───── GIVEN DATA

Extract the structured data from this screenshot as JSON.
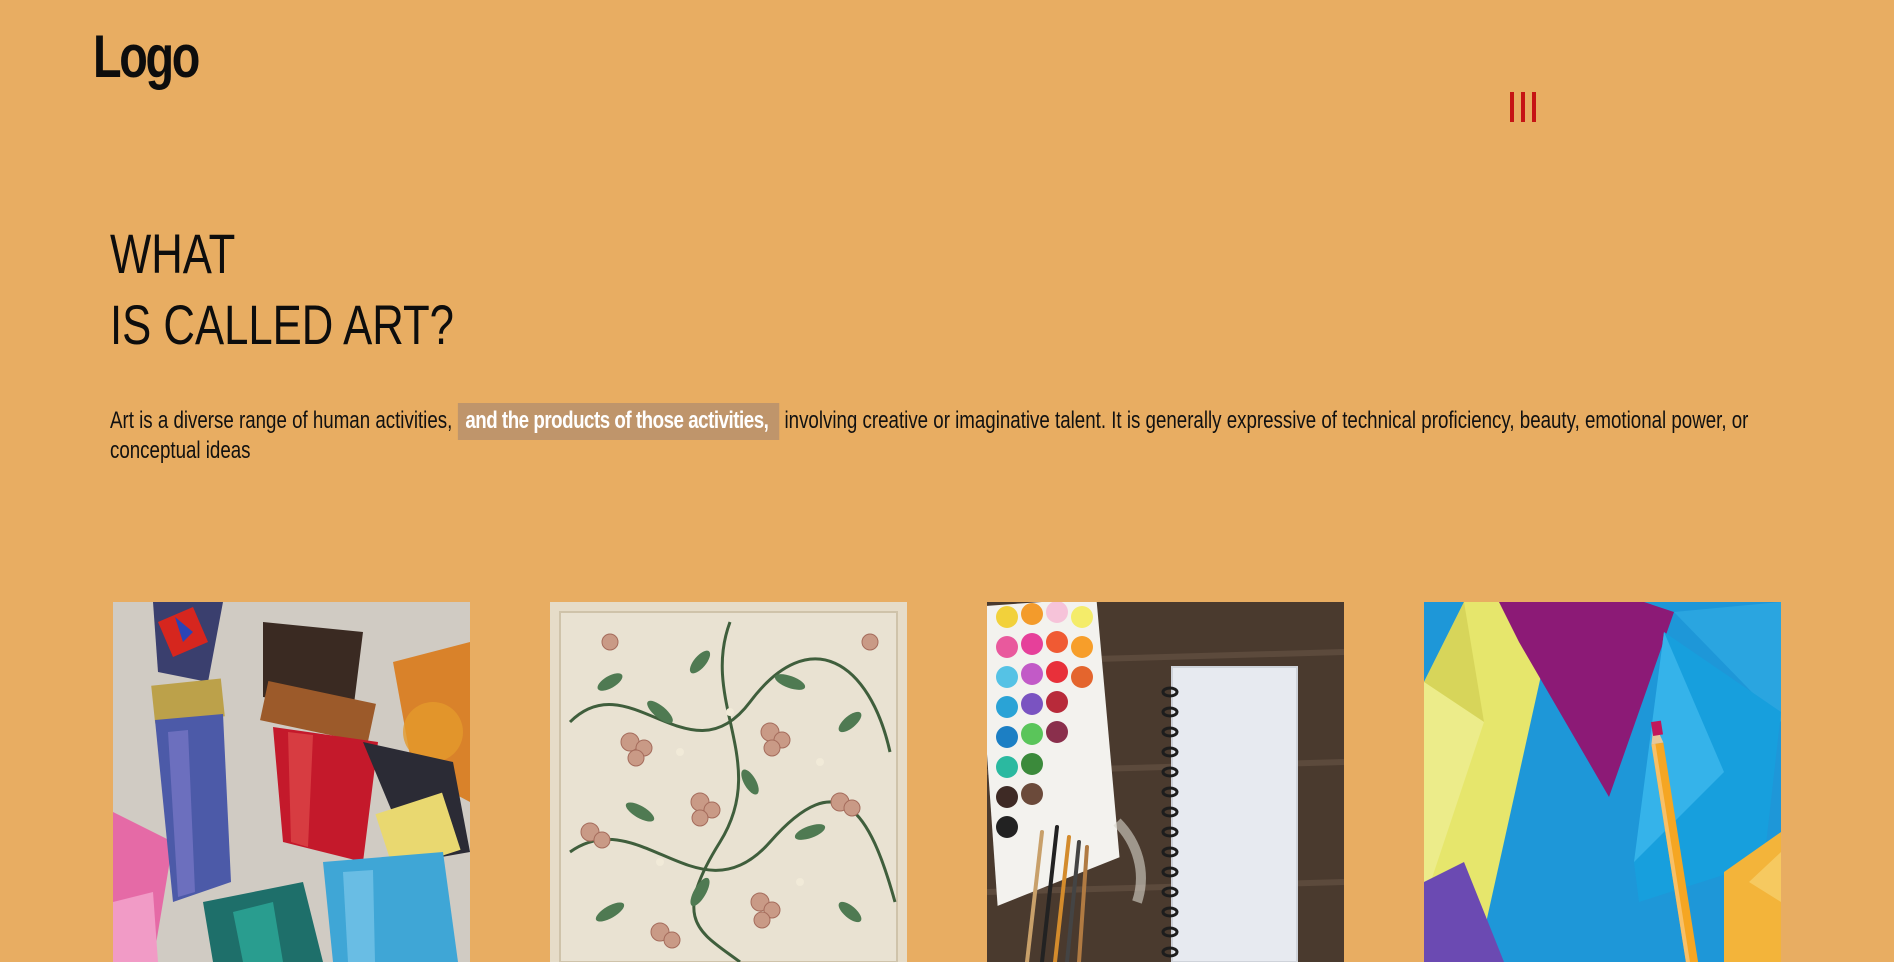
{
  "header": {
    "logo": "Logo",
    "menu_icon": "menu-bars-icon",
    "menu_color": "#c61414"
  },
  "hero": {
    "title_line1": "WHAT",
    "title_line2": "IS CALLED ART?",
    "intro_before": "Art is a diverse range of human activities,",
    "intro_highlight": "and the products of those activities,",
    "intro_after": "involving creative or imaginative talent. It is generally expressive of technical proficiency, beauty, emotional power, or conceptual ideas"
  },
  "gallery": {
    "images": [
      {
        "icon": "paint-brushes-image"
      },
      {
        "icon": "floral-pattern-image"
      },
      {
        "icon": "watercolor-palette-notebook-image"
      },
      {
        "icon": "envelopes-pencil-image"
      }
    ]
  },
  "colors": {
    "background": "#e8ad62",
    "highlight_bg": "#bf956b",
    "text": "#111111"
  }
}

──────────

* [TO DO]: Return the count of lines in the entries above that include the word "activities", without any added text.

* [YOUR RESPONSE]: 2